In terms of foreign policy, the Saudi royals were historically cautious and conservative. They most cared about maintaining their positions, wealth, luxuries, and privileges against a generally quiescent population. A corollary was to combat unrest against other Sunni regimes, hence abundant subsidies for Egypt’s military dictatorship under Abdel Fatah al-Sisi and military backing for Bahrain’s repressive, minority Sunni monarchy, sitting atop an angry Shia-majority population.

However, MbS wanted more, a lot more, and his policies have proved to be extraordinarily destabilizing and dangerous. He kidnapped the Lebanese prime minister, backed jihadist insurgents in Syria, and promoted civil war in Libya.

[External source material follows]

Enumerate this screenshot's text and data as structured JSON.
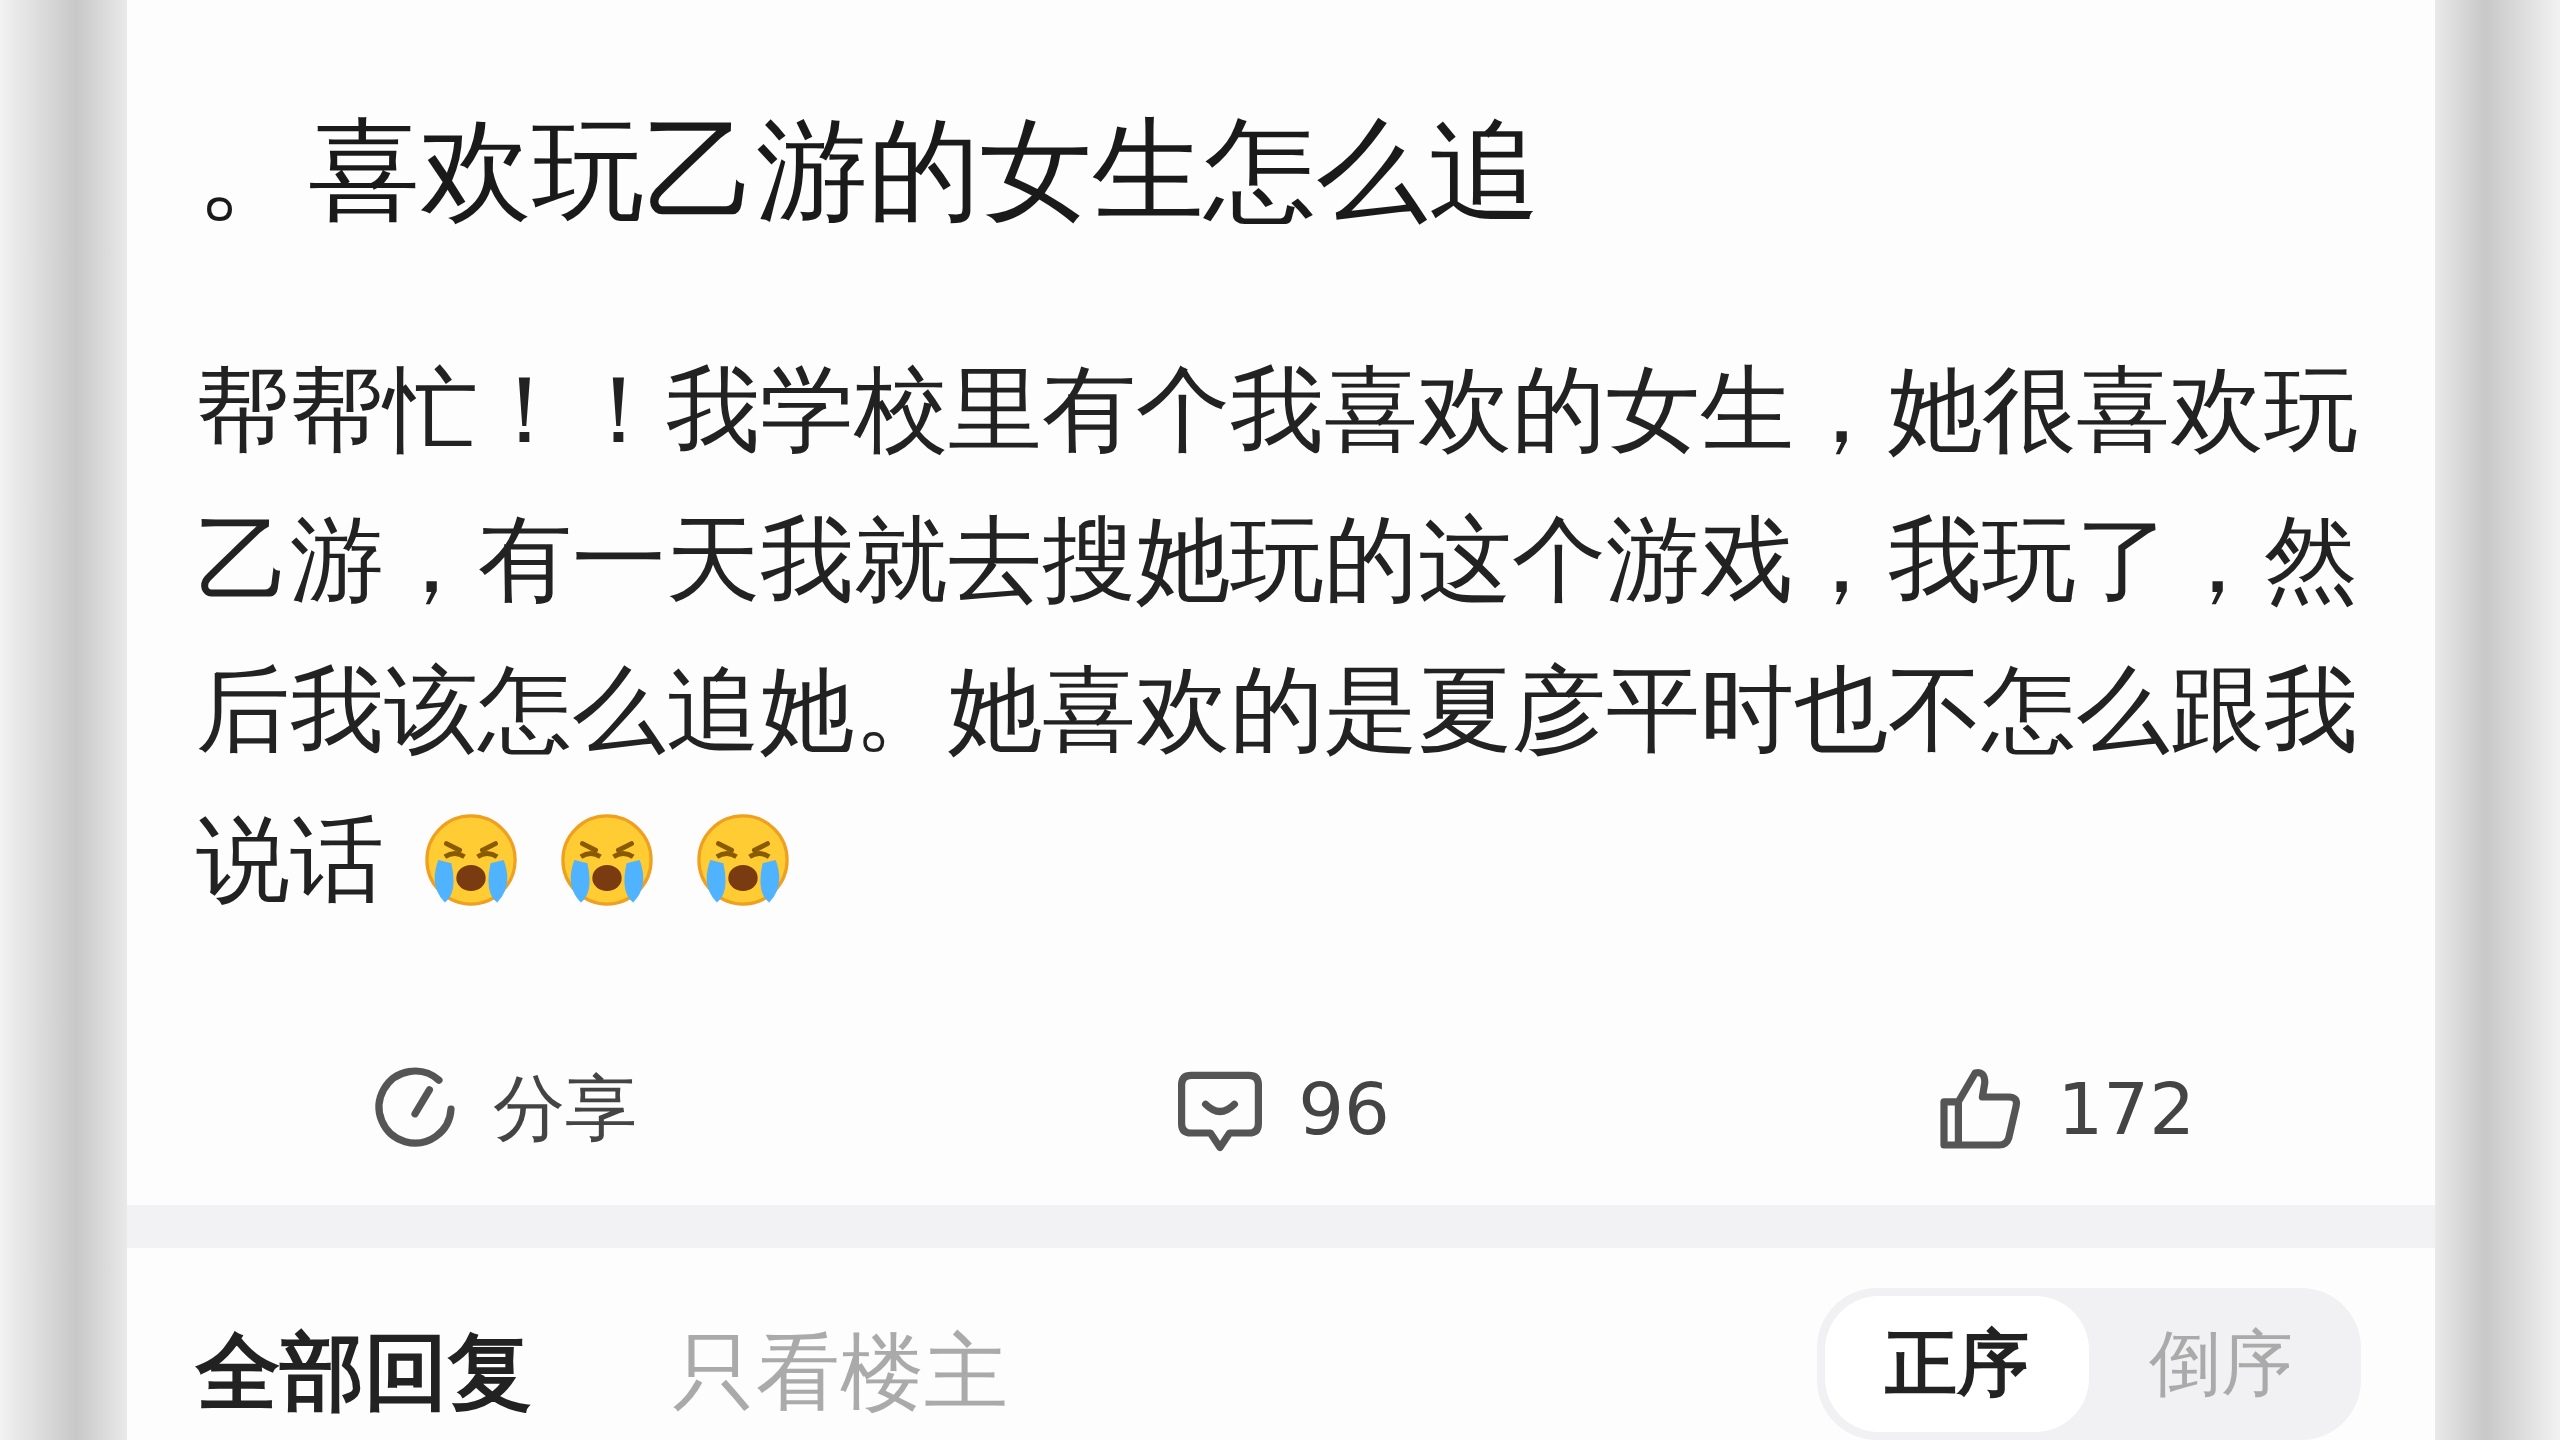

His attempt to turn neighbor Qatar into a puppet state caused it to increase its ties to Turkey and Iran. Worst of all, in 2015 he launched an aggressive war against Yemen, to restore a puppet regime to power.

The result has been a humanitarian catastrophe, with mass malnutrition, disease, and death. The geopolitical consequences have been equally horrendous. After spending a half century intervening in its neighbor’s affairs Riyadh accused Iran of "meddling." MbS’s attempted conquest transformed persistent domestic unrest – Yemenis have been battling each other since the modern nation arose in the 1960s – into an international sectarian war. The KSA and its allies, most notably the United Arab Emirates, assisted al-Qaeda and other radical Islamist groups, even providing them with U.S.-supplied weapons. The UAE also backed separatists seeking to break up Yemen, who have battled the nominal government supported by MbS.

Finally, MbS demonstrated that the Saudi state is a paper tiger. His military legions had about as much success against the world’s poorest nation as Benito Mussolini’s Italy had when invading Greece in 1940. Riyadh has spent lavishly on prestige American weapons, but the military is mostly a vanity force. So MbS sought rescue through support from the US Which explains why the Saudi royals so desperately rely on American military protection: most Saudis have no interest in dying for a pampered elite which squanders national resources on personal pleasures.

Yet when Congress opposed additional arms transfers, the administration, desperately determined to aid Riyadh’s murderous campaign, resumed its submissive position, falsely claiming an "emergency" and rushing through the transfers without congressional approval. The acting inspector general concluded that abandoning usual procedures based on a lie was not illegal, but the State Department "did not fully assess risks and implement mitigation measures to reduce civilian casualties and legal concerns associated with the transfer."

There also is concern that the KSA might be pursuing nuclear weapons. It wants to develop nuclear power but without agreeing to standard safeguards. Moreover, reported the New York Times, an analysis by US intelligence agencies "has raised alarms that there might be secret Saudi-Chinese efforts to process raw uranium into a form that could late be enriched into weapons fuel." That might be necessary for an indigenous nuclear weapon, but it is widely believed that Saudi support for Pakistan’s nuclear developments already ensures the transfer of existing bombs whenever the royals call Islamabad. Imagine the horrific depredations that someone like MbS could wreak if he possessed nukes. There would be a better case for Washington to bomb Saudi Arabia than Iran.

America’s support for the Saudi Islamic dictatorship is a moral disaster. The Kingdom is a security minus for the US The regime promotes Wahhabist fundamentalism, encouraging Muslims around the world to target America and other Western nations. The country’s current ruler is irresponsible, rash, and arrogant, a prescription for further Mideast disasters. Washington should stop treating Riyadh as an important ally or genuine friend.

Doug Bandow is a Senior Fellow at the Cato Institute. A former Special Assistant to President Ronald Reagan, he is the author of Foreign Follies: America’s New Global Empire.